Glass, a luxury and exquisite material, whose technical virtuosity reached a peak during ancient times. Both a natural element tamed by man to match the finest precious stones, and an element of fascination modeled to suit human taste, in playing with the effects of colors and the natural light reflections.
Nowadays, glass is still a magical material, especially since, among the witnesses of humanity’s glorious past, it seems timeless and surprisingly contemporary to the modern eye.
Glassware Production in the Antiquity
The earliest known glass objects were beads, which appeared in Mesopotamia in the middle of the 3rd millennium B.C. A thousand years later, the first elaborate glass containers (amphoriskoi, aryballoi…), were introduced in Mesopotamia and Egypt.
Core-formed glass vessels were produced in the Eastern Mediterranean area from the late 6th century B.C. already.
Slightly later, mosaic glass (also known – although incorrectly – as millefiori glass) emerged in Egypt.
Glass Production Process in the Hellenistic period
During the Hellenistic period, Alexandria was the major center of glass production and ahead of most other cities in the development of new techniques.
Glass blowing is thought to have been invented by the Phoenicians or the Babylonians. With the aid of the blowpipe, a great variety of glass objects were produced more easily, more quickly and therefore cheaply. This revolutionary step occurred in the third quarter of the 1st century B.C.
Imported from the Eastern Mediterranean region (Egypt and Syria), glass in a primary form was transported by boat all across the Mediterranean basin, where it was recast into new shapes.
The Romans expanded and developed the range of available shapes, both for drinking vessels and for storage or serving containers. They created a richer and more elaborate decorative style by using the technique of mold-blown glass (heated glass blown into molds), and by applying threads and other colored or non-colored adornments on the surface of the glass.

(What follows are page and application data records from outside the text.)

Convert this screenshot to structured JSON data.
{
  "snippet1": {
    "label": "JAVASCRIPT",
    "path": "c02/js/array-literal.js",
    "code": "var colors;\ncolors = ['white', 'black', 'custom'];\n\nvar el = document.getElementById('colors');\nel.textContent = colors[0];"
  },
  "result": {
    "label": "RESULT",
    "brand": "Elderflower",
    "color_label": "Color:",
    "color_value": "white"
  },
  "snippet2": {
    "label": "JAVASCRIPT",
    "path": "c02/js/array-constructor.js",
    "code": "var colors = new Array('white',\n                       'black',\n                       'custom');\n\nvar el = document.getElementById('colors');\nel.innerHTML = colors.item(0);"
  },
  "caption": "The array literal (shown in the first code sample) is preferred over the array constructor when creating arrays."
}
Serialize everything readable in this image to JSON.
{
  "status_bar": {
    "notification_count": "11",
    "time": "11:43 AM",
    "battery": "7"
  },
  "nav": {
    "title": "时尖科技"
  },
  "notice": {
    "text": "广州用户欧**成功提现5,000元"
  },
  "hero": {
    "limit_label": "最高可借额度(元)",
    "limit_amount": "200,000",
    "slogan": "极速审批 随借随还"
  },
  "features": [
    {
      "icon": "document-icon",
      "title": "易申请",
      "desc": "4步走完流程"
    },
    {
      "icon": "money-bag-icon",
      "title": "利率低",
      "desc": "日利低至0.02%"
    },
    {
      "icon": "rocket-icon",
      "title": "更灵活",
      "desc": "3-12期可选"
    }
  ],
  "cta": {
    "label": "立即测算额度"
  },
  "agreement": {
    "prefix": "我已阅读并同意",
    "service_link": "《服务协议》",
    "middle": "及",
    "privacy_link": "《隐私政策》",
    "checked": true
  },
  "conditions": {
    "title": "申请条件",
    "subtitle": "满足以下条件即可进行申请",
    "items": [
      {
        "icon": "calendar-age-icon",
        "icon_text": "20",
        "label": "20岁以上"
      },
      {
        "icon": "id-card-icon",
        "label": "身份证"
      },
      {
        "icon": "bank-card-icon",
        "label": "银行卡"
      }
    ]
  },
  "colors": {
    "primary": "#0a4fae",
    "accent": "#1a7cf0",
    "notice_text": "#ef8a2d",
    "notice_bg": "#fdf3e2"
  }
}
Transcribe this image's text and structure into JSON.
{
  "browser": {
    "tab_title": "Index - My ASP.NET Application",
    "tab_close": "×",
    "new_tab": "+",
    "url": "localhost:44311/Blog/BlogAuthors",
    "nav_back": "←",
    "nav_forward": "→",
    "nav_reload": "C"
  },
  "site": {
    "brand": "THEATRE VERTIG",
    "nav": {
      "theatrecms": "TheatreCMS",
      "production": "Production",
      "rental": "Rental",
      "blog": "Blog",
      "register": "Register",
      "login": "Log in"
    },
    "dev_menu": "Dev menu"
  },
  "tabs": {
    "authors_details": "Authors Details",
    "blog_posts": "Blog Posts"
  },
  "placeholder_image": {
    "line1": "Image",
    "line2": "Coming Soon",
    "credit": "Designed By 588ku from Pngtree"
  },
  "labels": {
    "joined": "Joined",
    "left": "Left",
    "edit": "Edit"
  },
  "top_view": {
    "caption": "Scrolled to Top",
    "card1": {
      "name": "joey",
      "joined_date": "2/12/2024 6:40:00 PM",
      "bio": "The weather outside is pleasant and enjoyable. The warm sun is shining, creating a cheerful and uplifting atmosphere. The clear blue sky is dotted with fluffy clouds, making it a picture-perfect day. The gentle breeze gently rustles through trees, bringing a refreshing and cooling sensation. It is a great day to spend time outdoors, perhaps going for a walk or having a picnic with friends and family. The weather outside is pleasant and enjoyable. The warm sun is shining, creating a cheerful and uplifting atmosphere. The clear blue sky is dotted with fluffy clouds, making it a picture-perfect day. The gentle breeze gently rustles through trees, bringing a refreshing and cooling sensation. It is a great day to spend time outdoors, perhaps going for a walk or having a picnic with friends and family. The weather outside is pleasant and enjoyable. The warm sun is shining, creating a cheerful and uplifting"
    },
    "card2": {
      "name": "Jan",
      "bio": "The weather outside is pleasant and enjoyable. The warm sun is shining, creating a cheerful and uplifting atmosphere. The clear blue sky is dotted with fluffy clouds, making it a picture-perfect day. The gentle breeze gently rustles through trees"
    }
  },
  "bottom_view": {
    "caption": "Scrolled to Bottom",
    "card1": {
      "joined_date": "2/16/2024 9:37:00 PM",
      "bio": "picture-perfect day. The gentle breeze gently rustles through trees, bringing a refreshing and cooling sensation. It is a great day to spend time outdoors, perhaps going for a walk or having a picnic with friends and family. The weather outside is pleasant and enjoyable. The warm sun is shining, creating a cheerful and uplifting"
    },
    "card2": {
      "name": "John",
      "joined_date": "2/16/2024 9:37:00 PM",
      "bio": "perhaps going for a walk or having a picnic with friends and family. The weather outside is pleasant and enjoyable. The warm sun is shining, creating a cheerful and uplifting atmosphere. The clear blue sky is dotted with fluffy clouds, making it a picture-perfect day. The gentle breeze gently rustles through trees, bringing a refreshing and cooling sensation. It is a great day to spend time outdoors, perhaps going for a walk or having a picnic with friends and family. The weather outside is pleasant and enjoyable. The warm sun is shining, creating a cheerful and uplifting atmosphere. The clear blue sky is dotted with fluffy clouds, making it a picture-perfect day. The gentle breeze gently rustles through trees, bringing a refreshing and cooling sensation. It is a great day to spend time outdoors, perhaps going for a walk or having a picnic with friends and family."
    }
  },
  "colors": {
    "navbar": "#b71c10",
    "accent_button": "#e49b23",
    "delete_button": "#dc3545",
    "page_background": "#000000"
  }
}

Engraving, gilding or cameo carving were also used.
“Objects of the Month”, selected by the Young Collectors Gallery, come meet us and discover – or rediscover – the richness and beauty of ancient vessels.
Suggested reading on the topic, including a richly illustrated history of glassmaking: DILLY G. and MAHEO N., Verreries antiques du Musée de Picardie, Amiens, 1997.